Input

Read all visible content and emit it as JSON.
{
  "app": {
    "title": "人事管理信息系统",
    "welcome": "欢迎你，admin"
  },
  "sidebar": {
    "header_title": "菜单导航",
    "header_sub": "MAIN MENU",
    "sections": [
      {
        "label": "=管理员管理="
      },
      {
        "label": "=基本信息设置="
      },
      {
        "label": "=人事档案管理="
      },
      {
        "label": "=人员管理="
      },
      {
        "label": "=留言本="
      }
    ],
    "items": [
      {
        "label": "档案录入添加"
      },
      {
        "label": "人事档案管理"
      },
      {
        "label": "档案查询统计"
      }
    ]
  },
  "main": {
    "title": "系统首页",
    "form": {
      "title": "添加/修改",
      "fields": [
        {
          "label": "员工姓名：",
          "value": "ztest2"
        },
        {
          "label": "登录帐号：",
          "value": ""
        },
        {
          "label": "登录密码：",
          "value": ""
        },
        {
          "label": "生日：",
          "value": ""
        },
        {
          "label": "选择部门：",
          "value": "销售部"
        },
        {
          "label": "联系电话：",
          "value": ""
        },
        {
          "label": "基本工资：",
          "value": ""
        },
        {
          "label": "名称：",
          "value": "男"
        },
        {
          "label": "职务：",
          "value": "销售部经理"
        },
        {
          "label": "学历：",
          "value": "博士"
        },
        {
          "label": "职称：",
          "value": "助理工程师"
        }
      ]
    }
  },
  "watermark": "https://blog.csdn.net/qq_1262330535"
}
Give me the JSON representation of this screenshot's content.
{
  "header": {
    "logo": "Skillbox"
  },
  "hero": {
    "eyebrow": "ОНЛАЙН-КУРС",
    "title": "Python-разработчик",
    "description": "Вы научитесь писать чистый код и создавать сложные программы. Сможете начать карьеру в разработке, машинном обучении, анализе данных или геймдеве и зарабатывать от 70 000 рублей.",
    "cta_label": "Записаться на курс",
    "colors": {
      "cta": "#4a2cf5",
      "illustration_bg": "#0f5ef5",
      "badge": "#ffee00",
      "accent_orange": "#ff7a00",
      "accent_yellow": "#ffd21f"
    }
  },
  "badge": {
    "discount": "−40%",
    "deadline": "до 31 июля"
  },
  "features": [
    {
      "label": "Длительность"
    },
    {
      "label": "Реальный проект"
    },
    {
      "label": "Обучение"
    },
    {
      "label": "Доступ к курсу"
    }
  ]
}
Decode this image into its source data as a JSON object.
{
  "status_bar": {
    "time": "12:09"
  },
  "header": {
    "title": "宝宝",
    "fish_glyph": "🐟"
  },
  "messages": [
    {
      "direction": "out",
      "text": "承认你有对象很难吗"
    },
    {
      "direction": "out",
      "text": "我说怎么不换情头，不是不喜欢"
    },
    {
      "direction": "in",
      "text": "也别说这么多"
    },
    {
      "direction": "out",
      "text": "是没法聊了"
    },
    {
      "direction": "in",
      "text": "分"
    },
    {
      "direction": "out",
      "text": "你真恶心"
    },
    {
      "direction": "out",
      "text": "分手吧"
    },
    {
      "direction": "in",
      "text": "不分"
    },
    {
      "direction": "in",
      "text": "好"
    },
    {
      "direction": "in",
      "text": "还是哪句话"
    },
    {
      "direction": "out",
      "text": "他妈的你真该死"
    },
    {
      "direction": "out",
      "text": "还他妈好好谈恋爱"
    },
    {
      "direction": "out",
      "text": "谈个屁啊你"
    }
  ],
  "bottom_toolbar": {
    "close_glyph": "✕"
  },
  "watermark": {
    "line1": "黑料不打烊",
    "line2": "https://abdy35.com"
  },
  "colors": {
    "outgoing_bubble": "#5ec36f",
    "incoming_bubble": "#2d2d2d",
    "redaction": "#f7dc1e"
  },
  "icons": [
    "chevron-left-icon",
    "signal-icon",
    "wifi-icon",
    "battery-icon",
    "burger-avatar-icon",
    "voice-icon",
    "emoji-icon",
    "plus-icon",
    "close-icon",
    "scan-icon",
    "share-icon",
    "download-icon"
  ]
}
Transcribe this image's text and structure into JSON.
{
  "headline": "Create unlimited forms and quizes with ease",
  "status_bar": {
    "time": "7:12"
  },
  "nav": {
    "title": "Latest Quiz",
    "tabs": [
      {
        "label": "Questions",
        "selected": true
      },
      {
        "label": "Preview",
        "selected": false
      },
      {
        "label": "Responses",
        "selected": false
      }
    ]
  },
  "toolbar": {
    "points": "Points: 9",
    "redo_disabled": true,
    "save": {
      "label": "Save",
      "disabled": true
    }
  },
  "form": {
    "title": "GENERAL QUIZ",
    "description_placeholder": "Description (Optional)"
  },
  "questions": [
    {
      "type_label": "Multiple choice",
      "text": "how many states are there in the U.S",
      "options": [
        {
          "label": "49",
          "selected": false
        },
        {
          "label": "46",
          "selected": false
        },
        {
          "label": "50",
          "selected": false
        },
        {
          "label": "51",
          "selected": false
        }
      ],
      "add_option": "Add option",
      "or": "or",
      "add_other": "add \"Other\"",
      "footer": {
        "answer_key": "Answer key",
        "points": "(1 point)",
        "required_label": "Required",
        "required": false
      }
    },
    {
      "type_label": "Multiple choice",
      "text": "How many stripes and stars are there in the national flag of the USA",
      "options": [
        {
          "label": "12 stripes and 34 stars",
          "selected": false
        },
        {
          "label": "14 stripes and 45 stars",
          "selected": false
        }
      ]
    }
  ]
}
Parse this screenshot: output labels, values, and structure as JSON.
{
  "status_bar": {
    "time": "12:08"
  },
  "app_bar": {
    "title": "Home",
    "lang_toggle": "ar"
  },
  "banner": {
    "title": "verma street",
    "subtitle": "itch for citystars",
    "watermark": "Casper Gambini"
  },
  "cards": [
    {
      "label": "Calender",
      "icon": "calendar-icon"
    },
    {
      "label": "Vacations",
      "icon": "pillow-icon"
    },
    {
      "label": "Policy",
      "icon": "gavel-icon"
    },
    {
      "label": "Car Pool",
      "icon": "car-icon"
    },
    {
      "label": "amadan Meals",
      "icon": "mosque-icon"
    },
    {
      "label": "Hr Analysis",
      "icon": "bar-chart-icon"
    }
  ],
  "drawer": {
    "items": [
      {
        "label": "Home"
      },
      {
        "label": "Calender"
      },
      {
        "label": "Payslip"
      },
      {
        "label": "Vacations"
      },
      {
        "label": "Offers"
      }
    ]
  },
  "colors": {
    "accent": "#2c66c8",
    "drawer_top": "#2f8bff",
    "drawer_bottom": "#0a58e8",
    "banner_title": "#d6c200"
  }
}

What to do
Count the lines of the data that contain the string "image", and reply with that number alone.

Answer for the task
2